- TASK DIRECTIONS
Copy all lines containing the string "questions" from the records below.

══ DATA TO EXAMINE

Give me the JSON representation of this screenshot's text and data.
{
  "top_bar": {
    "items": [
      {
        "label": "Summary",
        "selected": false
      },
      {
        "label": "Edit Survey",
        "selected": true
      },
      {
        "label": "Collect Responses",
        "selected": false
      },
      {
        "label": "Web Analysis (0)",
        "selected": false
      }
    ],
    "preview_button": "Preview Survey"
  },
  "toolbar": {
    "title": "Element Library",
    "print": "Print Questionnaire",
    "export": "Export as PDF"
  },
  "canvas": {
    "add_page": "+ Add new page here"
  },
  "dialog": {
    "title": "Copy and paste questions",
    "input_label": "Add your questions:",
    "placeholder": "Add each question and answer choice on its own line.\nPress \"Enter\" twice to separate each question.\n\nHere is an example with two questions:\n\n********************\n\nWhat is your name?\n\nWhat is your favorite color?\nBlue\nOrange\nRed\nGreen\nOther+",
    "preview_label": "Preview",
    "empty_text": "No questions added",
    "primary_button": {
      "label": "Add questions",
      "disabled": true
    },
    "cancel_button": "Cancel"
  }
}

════
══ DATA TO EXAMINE

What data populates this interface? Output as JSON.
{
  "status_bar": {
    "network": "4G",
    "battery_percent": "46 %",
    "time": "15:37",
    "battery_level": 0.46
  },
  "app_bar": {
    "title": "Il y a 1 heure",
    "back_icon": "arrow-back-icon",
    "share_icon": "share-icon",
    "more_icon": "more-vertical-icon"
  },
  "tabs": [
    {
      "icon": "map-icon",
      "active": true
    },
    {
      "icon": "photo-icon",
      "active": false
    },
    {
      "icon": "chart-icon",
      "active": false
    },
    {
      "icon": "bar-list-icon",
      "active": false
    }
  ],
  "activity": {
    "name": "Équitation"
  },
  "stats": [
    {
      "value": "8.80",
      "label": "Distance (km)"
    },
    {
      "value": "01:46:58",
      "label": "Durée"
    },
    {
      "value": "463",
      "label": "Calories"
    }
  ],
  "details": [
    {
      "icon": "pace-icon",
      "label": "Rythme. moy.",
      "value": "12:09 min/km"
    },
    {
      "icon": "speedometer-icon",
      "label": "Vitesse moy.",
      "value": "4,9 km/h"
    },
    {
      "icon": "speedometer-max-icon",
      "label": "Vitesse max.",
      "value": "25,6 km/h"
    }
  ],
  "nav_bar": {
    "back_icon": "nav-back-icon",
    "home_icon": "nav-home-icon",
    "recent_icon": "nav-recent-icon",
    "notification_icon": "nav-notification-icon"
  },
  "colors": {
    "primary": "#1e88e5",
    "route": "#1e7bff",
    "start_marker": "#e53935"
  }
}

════

- SOLUTION FOR THIS PROBLEM
    "title": "Copy and paste questions",
    "input_label": "Add your questions:",
    "placeholder": "Add each question and answer choice on its own line.\nPress \"Enter\" twice to separate each question.\n\nHere is an example with two questions:\n\n********************\n\nWhat is your name?\n\nWhat is your favorite color?\nBlue\nOrange\nRed\nGreen\nOther+",
    "empty_text": "No questions added",
      "label": "Add questions",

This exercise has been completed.